Show all lines below holding the string "title".

Input data -
+++

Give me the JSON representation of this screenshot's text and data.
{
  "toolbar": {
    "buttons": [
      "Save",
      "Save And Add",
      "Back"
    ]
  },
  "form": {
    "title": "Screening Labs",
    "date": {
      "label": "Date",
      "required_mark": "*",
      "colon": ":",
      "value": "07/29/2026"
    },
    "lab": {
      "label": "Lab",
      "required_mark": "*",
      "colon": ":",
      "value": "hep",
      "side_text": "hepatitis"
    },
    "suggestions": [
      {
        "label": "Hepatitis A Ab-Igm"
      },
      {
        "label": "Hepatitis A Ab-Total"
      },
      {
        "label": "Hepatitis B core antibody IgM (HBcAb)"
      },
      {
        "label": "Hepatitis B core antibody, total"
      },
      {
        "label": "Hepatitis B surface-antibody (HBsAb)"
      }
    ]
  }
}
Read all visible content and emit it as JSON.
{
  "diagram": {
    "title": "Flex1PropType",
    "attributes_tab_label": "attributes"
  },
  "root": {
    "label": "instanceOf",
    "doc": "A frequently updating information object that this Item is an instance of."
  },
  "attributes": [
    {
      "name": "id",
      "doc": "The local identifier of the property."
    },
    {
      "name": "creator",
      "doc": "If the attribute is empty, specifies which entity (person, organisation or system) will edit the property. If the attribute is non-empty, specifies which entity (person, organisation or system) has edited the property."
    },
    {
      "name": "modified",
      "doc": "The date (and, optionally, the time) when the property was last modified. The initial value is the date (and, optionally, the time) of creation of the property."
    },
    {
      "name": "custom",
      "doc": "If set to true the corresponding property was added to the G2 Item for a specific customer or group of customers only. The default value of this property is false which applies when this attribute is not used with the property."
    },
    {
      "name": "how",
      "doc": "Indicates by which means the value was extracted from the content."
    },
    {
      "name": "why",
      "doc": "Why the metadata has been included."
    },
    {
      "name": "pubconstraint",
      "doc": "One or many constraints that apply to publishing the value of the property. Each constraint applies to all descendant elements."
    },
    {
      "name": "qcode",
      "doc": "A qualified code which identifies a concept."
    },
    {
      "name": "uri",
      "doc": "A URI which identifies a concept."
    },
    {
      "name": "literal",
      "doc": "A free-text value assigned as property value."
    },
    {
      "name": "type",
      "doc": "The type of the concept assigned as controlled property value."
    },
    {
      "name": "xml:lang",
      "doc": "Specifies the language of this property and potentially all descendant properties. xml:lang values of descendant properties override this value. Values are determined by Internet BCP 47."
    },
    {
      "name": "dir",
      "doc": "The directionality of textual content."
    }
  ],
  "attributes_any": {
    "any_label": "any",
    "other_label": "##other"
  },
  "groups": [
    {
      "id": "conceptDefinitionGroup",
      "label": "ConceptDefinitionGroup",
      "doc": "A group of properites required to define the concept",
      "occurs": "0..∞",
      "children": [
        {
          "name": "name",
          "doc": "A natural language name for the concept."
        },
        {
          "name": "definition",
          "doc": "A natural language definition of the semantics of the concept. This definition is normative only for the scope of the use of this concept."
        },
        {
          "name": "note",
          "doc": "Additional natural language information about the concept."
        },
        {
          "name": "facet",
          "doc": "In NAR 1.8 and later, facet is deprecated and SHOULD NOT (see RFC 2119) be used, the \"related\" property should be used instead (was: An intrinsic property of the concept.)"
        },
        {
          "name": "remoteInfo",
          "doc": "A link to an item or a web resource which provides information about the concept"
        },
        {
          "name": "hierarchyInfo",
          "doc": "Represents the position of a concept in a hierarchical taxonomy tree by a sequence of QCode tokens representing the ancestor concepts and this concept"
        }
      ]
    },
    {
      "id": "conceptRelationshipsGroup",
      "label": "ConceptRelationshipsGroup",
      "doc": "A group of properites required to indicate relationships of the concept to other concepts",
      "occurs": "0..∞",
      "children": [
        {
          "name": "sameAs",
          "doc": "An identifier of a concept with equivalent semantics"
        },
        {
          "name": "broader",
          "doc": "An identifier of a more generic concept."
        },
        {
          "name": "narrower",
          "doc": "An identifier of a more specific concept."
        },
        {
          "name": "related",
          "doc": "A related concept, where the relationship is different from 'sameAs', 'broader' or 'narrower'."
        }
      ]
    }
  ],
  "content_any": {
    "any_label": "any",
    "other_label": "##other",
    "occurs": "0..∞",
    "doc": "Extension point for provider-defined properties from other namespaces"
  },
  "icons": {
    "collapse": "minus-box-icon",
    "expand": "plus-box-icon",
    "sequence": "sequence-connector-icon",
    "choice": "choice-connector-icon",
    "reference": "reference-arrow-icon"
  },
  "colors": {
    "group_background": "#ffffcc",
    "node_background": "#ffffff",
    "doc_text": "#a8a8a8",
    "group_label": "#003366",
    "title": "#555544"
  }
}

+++

Problem solution -
    "title": "Screening Labs",
    "title": "Flex1PropType",
    "title": "#555544"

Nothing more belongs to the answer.